Cacao is the fruit or seed that cocoa and chocolate are made from. Cacao is full of antioxidants and can boost endorphins in the body. To get the benefits of cacao, try sprinkling raw cacao nibs or cocoa powder on yogurt or oatmeal.
Nutrition is just one piece that can help support mental health. It’s important to remember that everyone has different nutrition needs and lifestyle routines; this is why nutrition should be personalized. Knowing how to navigate your nutrition goals can be tough, so let the nutrition experts at Sound Dietitians help. Set up an appointment today with one of our dedicated dietitians for individualized nutrition therapy. We look forward to meeting you.
Tamsyn Steel, Dietetic Intern
1.Best Foods for Brain Health and Mood. wisemindnutrition.com. Accessed May 10, 2023. https://wisemindnutrition.com/blog/best-foods-brain-health-mood
2.Depression, Serotonin, and the Gut | Psychology Today. www.psychologytoday.com. Accessed May 10, 2023. https://www.psychologytoday.com/us/blog/mood-mind-and-microbes/202304/depression-serotonin-and-the-gut
3.Oregon State University . Essential Fatty Acids. Linus Pauling Institute. Published September 6, 2019. https://lpi.oregonstate.edu/mic/other-nutrients/essential-fatty-acids

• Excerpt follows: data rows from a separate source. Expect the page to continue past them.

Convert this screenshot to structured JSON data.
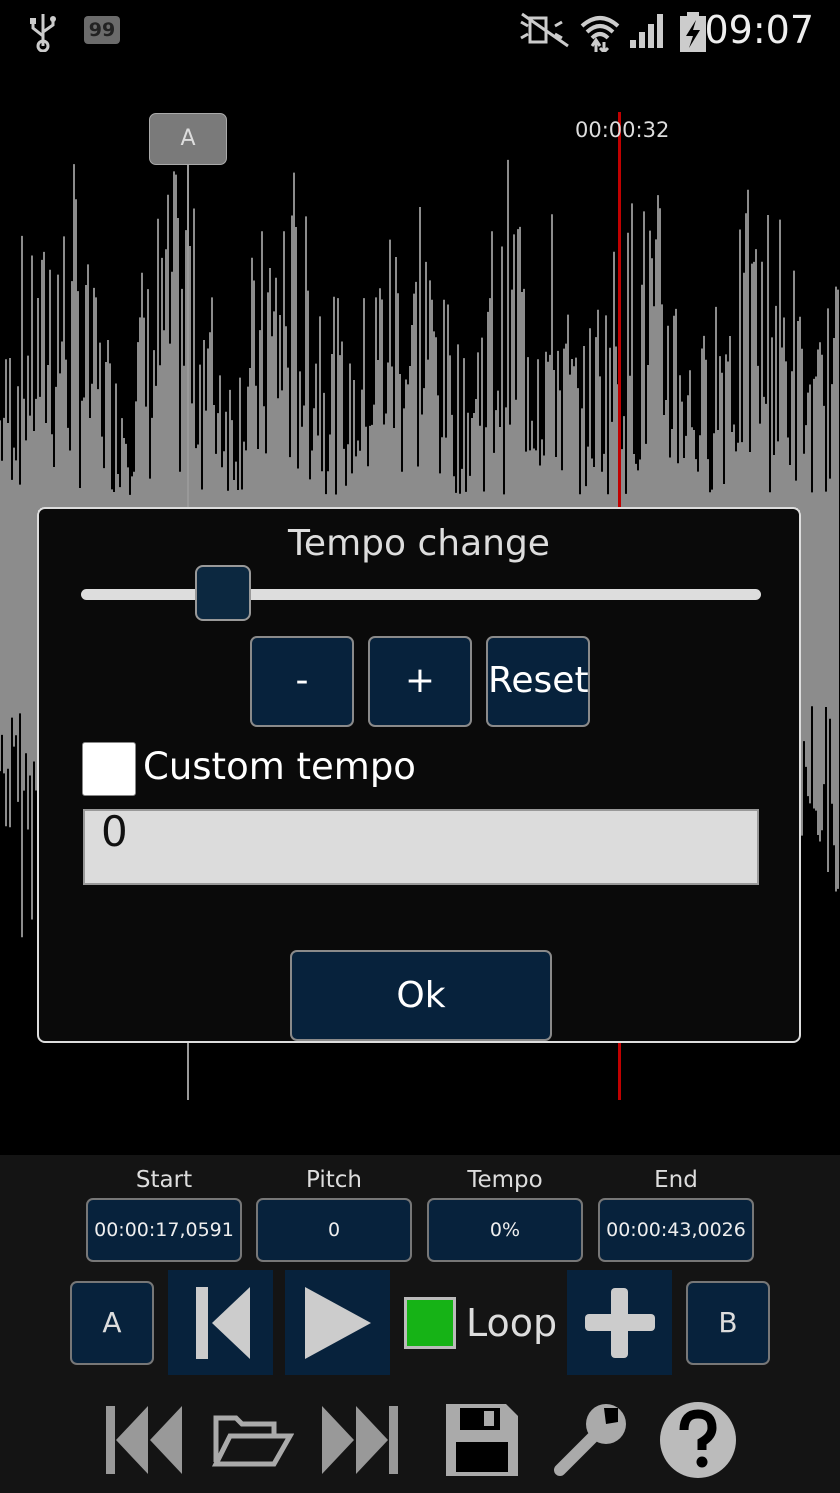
{
  "status_bar": {
    "icons": [
      "usb-icon",
      "notification-count-icon",
      "mute-icon",
      "wifi-icon",
      "signal-icon",
      "battery-charging-icon"
    ],
    "notification_count": "99",
    "time": "09:07"
  },
  "waveform": {
    "marker_a_label": "A",
    "playhead_time": "00:00:32",
    "colors": {
      "wave": "#c8c8c8",
      "playhead": "#c00000"
    }
  },
  "dialog": {
    "title": "Tempo change",
    "slider_icon": "tempo-slider",
    "minus_label": "-",
    "plus_label": "+",
    "reset_label": "Reset",
    "custom_tempo_label": "Custom tempo",
    "custom_tempo_checked": false,
    "custom_tempo_value": "0",
    "ok_label": "Ok"
  },
  "panel": {
    "labels": {
      "start": "Start",
      "pitch": "Pitch",
      "tempo": "Tempo",
      "end": "End"
    },
    "values": {
      "start": "00:00:17,0591",
      "pitch": "0",
      "tempo": "0%",
      "end": "00:00:43,0026"
    },
    "a_label": "A",
    "b_label": "B",
    "loop_label": "Loop",
    "loop_checked": true,
    "loop_color": "#16b316",
    "toolbar_icons": [
      "skip-to-start-icon",
      "open-folder-icon",
      "skip-to-end-icon",
      "save-icon",
      "settings-wrench-icon",
      "help-icon"
    ]
  }
}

4.Cleveland Clinic. Dopamine: What It Is, Function & Symptoms. Cleveland Clinic. Published March 23, 2022. https://my.clevelandclinic.org/health/articles/22581-dopamine
5.Raymond JL, Morrow K. Krause and Mahan’s Food & the Nutrition Care Process. Saunders; 2020.
A place for our consultant Registered Dietitian Nutritionists (RDNs) to share nutrition science, yummy and healthy recipes, tips on seasonal ingredients, and other nutritional musings. Enjoy!